If you've been reading my posts regularly, it was September 2013 when that I first wrote about these fuzzy weather forecasters.  The story goes like this. If the orange band across the center of the caterpillar is wider than the black bands, a mild winter is predicted. If both the black and orange bands are similar in width, pretty much it will be just an average winter. if the black bands are wider, it will be one doozy of a winter with lots of cold and snowy days. From the photo above, it was a pretty average winter here in the Northeast in 2014. The orange band is just a bit wider than the black bands. Not a bad winter at all.

Now, the Winter of 2015 was quite a different story. Just look at the wide black band on the Woolly Bear Caterpillar on right side of the photo.  If you live in the Northeast, you probably remember the winter of 2015.  I'm certain Boston, MA does. January 26-27th of 2015, Boston got over 2 feet of snow making it the 6th largest snowstorm on record!

Moving right along … September 2015. Notice the wider orange band? The winter of 2016 wasn't really terrible, but due to a strong El Nino, the northeast got hit with a blizzard in late January. Afterwards, the rest of the winter was fairly tolerable. Although I have no photo of  the finicky little caterpillar in the late Fall of 2016, the winter of 2017 was definitely warmer and wetter.
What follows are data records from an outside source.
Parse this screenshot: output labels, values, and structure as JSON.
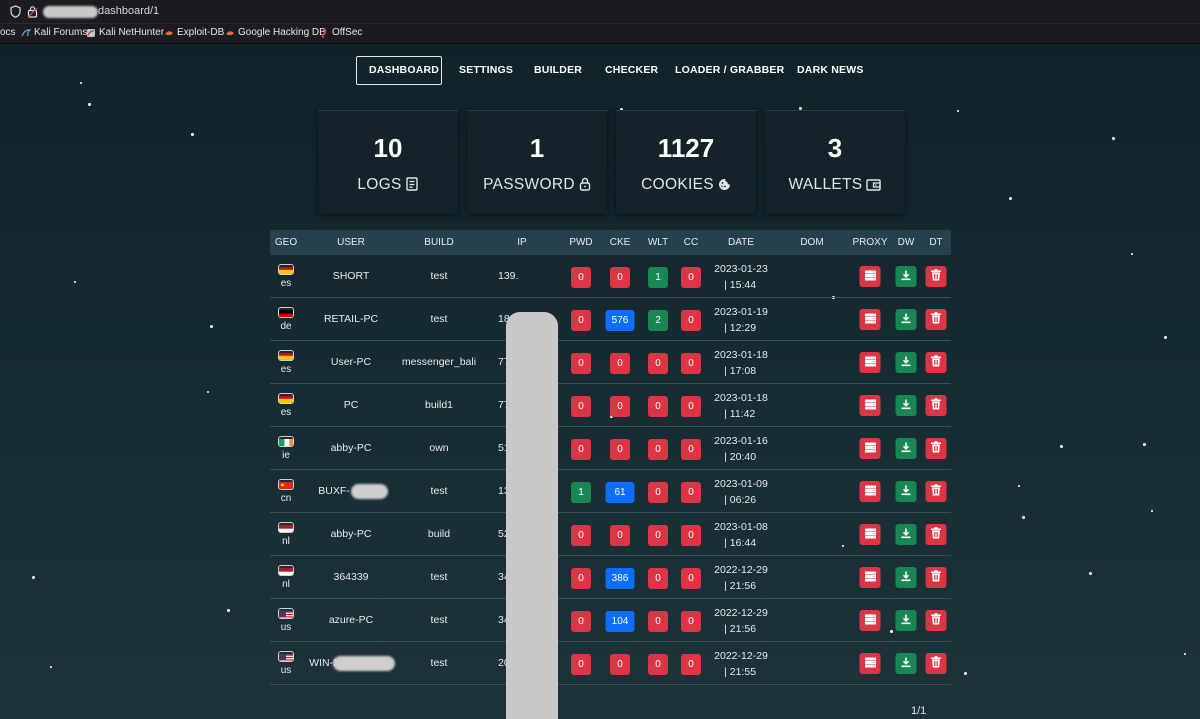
{
  "browser": {
    "url": "dashboard/1",
    "bookmarks": [
      "ocs",
      "Kali Forums",
      "Kali NetHunter",
      "Exploit-DB",
      "Google Hacking DB",
      "OffSec"
    ]
  },
  "nav": [
    "DASHBOARD",
    "SETTINGS",
    "BUILDER",
    "CHECKER",
    "LOADER / GRABBER",
    "DARK NEWS"
  ],
  "stats": [
    {
      "value": "10",
      "label": "LOGS",
      "icon": "log-icon"
    },
    {
      "value": "1",
      "label": "PASSWORD",
      "icon": "lock-icon"
    },
    {
      "value": "1127",
      "label": "COOKIES",
      "icon": "cookie-icon"
    },
    {
      "value": "3",
      "label": "WALLETS",
      "icon": "wallet-icon"
    }
  ],
  "table": {
    "headers": [
      "GEO",
      "USER",
      "BUILD",
      "IP",
      "PWD",
      "CKE",
      "WLT",
      "CC",
      "DATE",
      "DOM",
      "PROXY",
      "DW",
      "DT"
    ],
    "rows": [
      {
        "geo": "es",
        "user": "SHORT",
        "build": "test",
        "ip": "139.",
        "pwd": "0",
        "cke": "0",
        "wlt": "1",
        "cc": "0",
        "date": "2023-01-23",
        "time": "| 15:44"
      },
      {
        "geo": "de",
        "user": "RETAIL-PC",
        "build": "test",
        "ip": "181.",
        "pwd": "0",
        "cke": "576",
        "wlt": "2",
        "cc": "0",
        "date": "2023-01-19",
        "time": "| 12:29"
      },
      {
        "geo": "es",
        "user": "User-PC",
        "build": "messenger_bali",
        "ip": "77.",
        "pwd": "0",
        "cke": "0",
        "wlt": "0",
        "cc": "0",
        "date": "2023-01-18",
        "time": "| 17:08"
      },
      {
        "geo": "es",
        "user": "PC",
        "build": "build1",
        "ip": "77.",
        "pwd": "0",
        "cke": "0",
        "wlt": "0",
        "cc": "0",
        "date": "2023-01-18",
        "time": "| 11:42"
      },
      {
        "geo": "ie",
        "user": "abby-PC",
        "build": "own",
        "ip": "51.1",
        "pwd": "0",
        "cke": "0",
        "wlt": "0",
        "cc": "0",
        "date": "2023-01-16",
        "time": "| 20:40"
      },
      {
        "geo": "cn",
        "user": "BUXF-",
        "build": "test",
        "ip": "139.",
        "pwd": "1",
        "cke": "61",
        "wlt": "0",
        "cc": "0",
        "date": "2023-01-09",
        "time": "| 06:26"
      },
      {
        "geo": "nl",
        "user": "abby-PC",
        "build": "build",
        "ip": "52",
        "pwd": "0",
        "cke": "0",
        "wlt": "0",
        "cc": "0",
        "date": "2023-01-08",
        "time": "| 16:44"
      },
      {
        "geo": "nl",
        "user": "364339",
        "build": "test",
        "ip": "34.",
        "pwd": "0",
        "cke": "386",
        "wlt": "0",
        "cc": "0",
        "date": "2022-12-29",
        "time": "| 21:56"
      },
      {
        "geo": "us",
        "user": "azure-PC",
        "build": "test",
        "ip": "34",
        "pwd": "0",
        "cke": "104",
        "wlt": "0",
        "cc": "0",
        "date": "2022-12-29",
        "time": "| 21:56"
      },
      {
        "geo": "us",
        "user": "WIN-5",
        "build": "test",
        "ip": "20.",
        "pwd": "0",
        "cke": "0",
        "wlt": "0",
        "cc": "0",
        "date": "2022-12-29",
        "time": "| 21:55"
      }
    ]
  },
  "pagination": "1/1",
  "colors": {
    "red": "#dc3545",
    "green": "#198754",
    "blue": "#0d6efd",
    "header": "#27404d",
    "background": "#17262d"
  }
}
Ah, the winter of 2018. Really nothing until March. See the photo above? Well this is what the front of our house pretty much looked like for the entire month! We had a Nor'easter every single weekend in March. Unfortunately, I didn't have a photo of our friendly little forecaster, so I don't know what the little critter may have predicted.

And what of the winter of 2019? Well, not bad. Also didn't have a photo of our little hairy weather predictor. This photo was taken in very early January. Pretty quiet start to 2019.

February 2019. Some snow, but nice and quiet and no more significant snowfall for the rest of the season. 

So, what do I really think about Woolly Bear Caterpillars? Well, it is FOLKLORE, but it is fun to see how things may all play out in the end!

Happy Gardening